The nightly activities were almost as much fun as the game drives! On one of the nights, Lucy’s rap was a game inspired by the show “Whose line is it anyway?” It was hilarious watching everyone act out their assigned celebrity. There was Oprah, Britney Spears, Shrek, Eeyore, and the SAM Mike was even tasked with impersonating Ms. Frizzle! That last one was scarily accurate, but a real person acting like her just looks inebriated! It was hilarious. Another night, we all met by the campfire to hear some of Shem’s stories from when he was completing research in Nakuru, many years ago. He said we were a lucky group because he doesn’t often share his stories with groups of students. It was nice to just sit around a campfire and listen to the man that had become something of a pseudo-father figure to us over the past six weeks. He was certainly a typical crazy college student back then, just like all of us!

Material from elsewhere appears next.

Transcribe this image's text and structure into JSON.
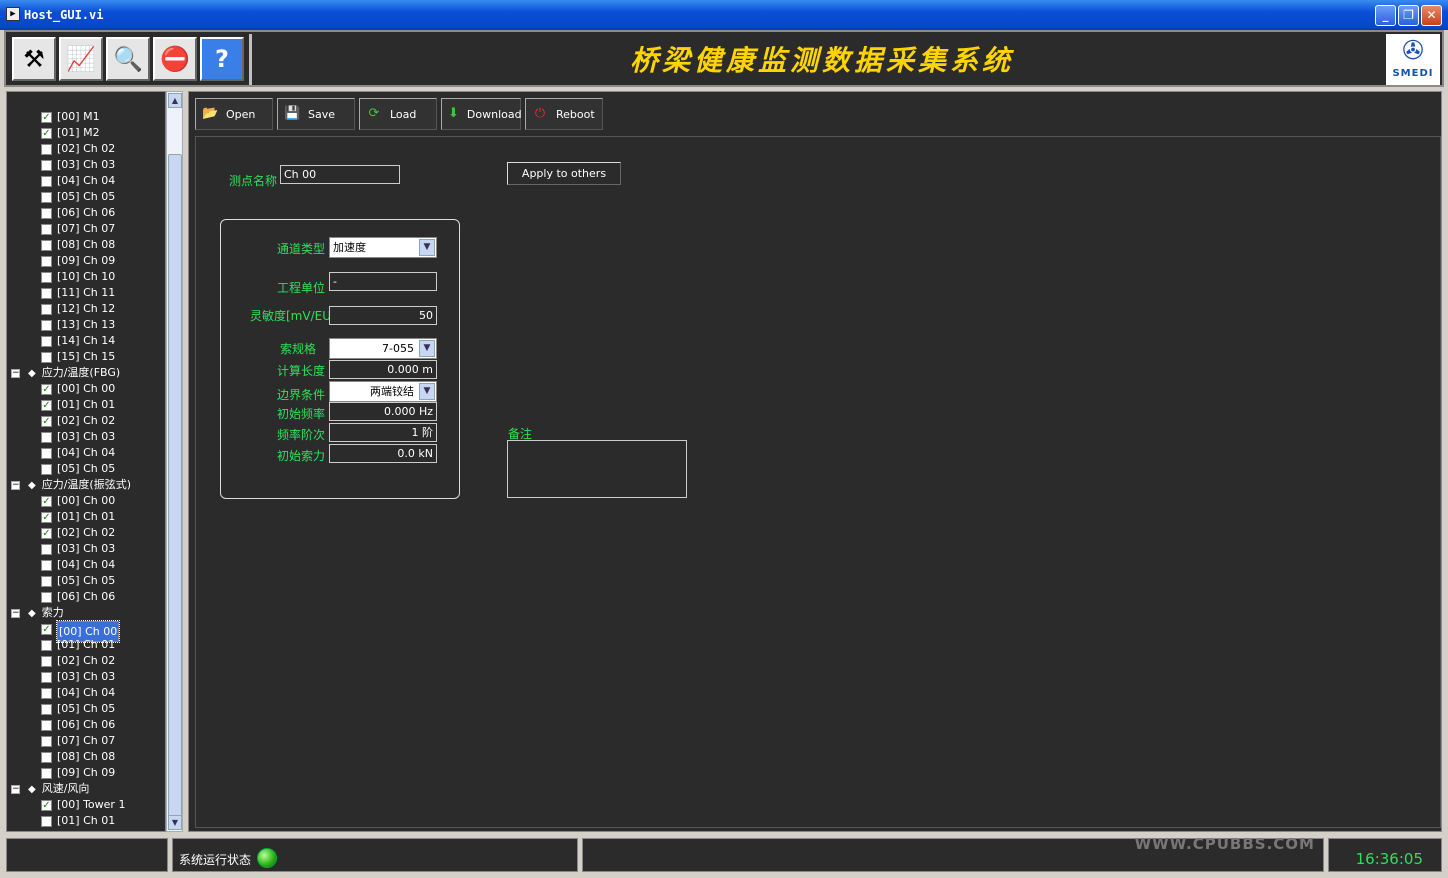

On the day before we headed back to KBC we got to visit another lodge! It was nice to relax, order some food and get a drink or two. I attempted the pool but I thought my limbs would fall off from the frigid temperature so I quickly abandoned the water for the hot sun. The next morning we woke up bright and early to pack up the white rhino again and head back to camp. This time, the ten hour drive seemed to fly by just a smidge faster than five days before. Maybe that’s because we were driving back to two assignments and three finals, or we just slept most of the way. Either way, we made our stops along the way, only staying for a few minutes at each one to save some time. It was a fantastic week that I hope to never forget and hope that there are 7 or 8 more like it in the near future!
Asante sana for reading!